    So references aren't shared amongst DotNET runtimes the way imports/includes are literally sucked into the codefile at compile time in other languages (replacing the include/import statement with the full text of the imported item). It's literally akin to directly dynamic-loading the DLL in a regular language project, where you'd see the same behavior but you'd understand it a bit more intuitively.


    • Edited by Andrew B. Painter Tuesday, February 18, 2020 11:12 PM
    • Marked as answer by LazyCod3r Tuesday, February 18, 2020 11:34 PM
    • Unmarked as answer by LazyCod3r Wednesday, February 26, 2020 5:06 PM
    • Marked as answer by LazyCod3r Wednesday, February 26, 2020 5:38 PM
    Tuesday, February 18, 2020 11:10 PM

All replies

  • Perhaps a little more details e.g. when you say "tries to use a type on lib1.dll", please define how you are using it as there are a handful of ways from adding a reference with proper using statements to reflection.'

    Even with that if you are working with standard usage of code there needs to be a reference between namespaces.


    Please remember to mark the replies as answers if they help and unmarked them if they provide no help, this will help others who are looking for solutions to the same or similar problem. Contact via my Twitter (Karen Payne) or Facebook (Karen Payne) via my MSDN profile but will not answer coding question on either.

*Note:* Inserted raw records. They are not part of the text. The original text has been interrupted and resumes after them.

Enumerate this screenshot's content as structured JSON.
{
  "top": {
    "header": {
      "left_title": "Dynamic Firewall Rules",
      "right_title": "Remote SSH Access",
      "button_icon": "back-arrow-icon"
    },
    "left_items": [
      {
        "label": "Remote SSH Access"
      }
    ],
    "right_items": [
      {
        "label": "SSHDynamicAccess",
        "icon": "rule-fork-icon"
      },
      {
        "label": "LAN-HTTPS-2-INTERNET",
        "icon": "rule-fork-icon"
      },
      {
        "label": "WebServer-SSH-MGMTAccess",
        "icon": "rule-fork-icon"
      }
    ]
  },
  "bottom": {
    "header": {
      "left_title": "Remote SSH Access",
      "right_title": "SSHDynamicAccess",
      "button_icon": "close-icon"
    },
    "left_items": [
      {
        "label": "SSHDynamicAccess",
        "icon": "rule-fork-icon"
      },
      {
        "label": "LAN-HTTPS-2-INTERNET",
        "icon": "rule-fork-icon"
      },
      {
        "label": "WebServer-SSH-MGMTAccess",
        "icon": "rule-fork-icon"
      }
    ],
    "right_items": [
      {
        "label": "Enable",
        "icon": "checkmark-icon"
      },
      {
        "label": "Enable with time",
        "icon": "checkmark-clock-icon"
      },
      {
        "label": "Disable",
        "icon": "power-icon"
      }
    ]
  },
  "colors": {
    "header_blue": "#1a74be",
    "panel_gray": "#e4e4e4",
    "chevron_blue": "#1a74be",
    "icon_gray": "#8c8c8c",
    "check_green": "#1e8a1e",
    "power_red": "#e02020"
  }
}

    NuGet BaseConnectionLibrary for database connections.

    StackOverFlow
    profile for Karen Payne on Stack Exchange

    Tuesday, February 18, 2020 9:14 PM
    Moderator
  • I know similar questions has been asked before

    You're right that this is one of the most common newbie questions. I remember having trouble with it too when I started with DotNET.

    I have project A that references lib1.dll, lib2.dll

    project B references project A and when I run my solution and project B tries to use a type on lib1.dll it requires me to add references to lib1.dll

    shouldn't it be enough that my referenced project A already has a reference to those libraries?

    Nope. You're confusing includes and imports from other languages (where that keyword actually takes the full text of the referenced codefile) with includes/imports/references in DotNET (where that keyword typically is only used on pre-compiled DLLs). What it really means in any DotNET language is: "Do a whole bunch of dynamic loading and invoking in the back-end for me."

    So references aren't shared amongst DotNET runtimes the way imports/includes are literally sucked into the codefile at compile time in other languages (replacing the include/import statement with the full text of the imported item). It's literally akin to directly dynamic-loading the DLL in a regular language project, where you'd see the same behavior but you'd understand it a bit more intuitively.


    • Edited by Andrew B. Painter Tuesday, February 18, 2020 11:12 PM
    • Marked as answer by LazyCod3r Tuesday, February 18, 2020 11:34 PM
    • Unmarked as answer by LazyCod3r Wednesday, February 26, 2020 5:06 PM
    • Marked as answer by LazyCod3r Wednesday, February 26, 2020 5:38 PM
    Tuesday, February 18, 2020 11:10 PM
  • Hi Karen, thank you for taking the time to answer. This is what I meant, Project "A" references a library named "AutConnListTypeLibrary", among others, these are libraries from the IBM personal communication 3270 emulator that is installed on the end user computer. Project "A" is a class library project, one of its methods returns a "ScreenObject" type, which is a type from the "AutConnListTypeLibrary"  library. When I call that method from project "B" I get this error :

    System.IO.FileNotFoundException HResult=0x80070002 Message=Could not load file or assembly 'Interop.AutConnListTypeLibrary"...

    If I'm referencing project A from project B why do I have to add a reference to "AutConnListTypeLibrary"?; I don't even want those libraries on my bin folder; if that is even possible, since they are already on the end user machine. Any suggestions is appreciated.

    Thank you!

    Luis


    Luis

    Tuesday, February 18, 2020 11:20 PM
  • Thank you Andrew, it makes sense now. 

    Luis


    Luis

    Tuesday, February 18, 2020 11:34 PM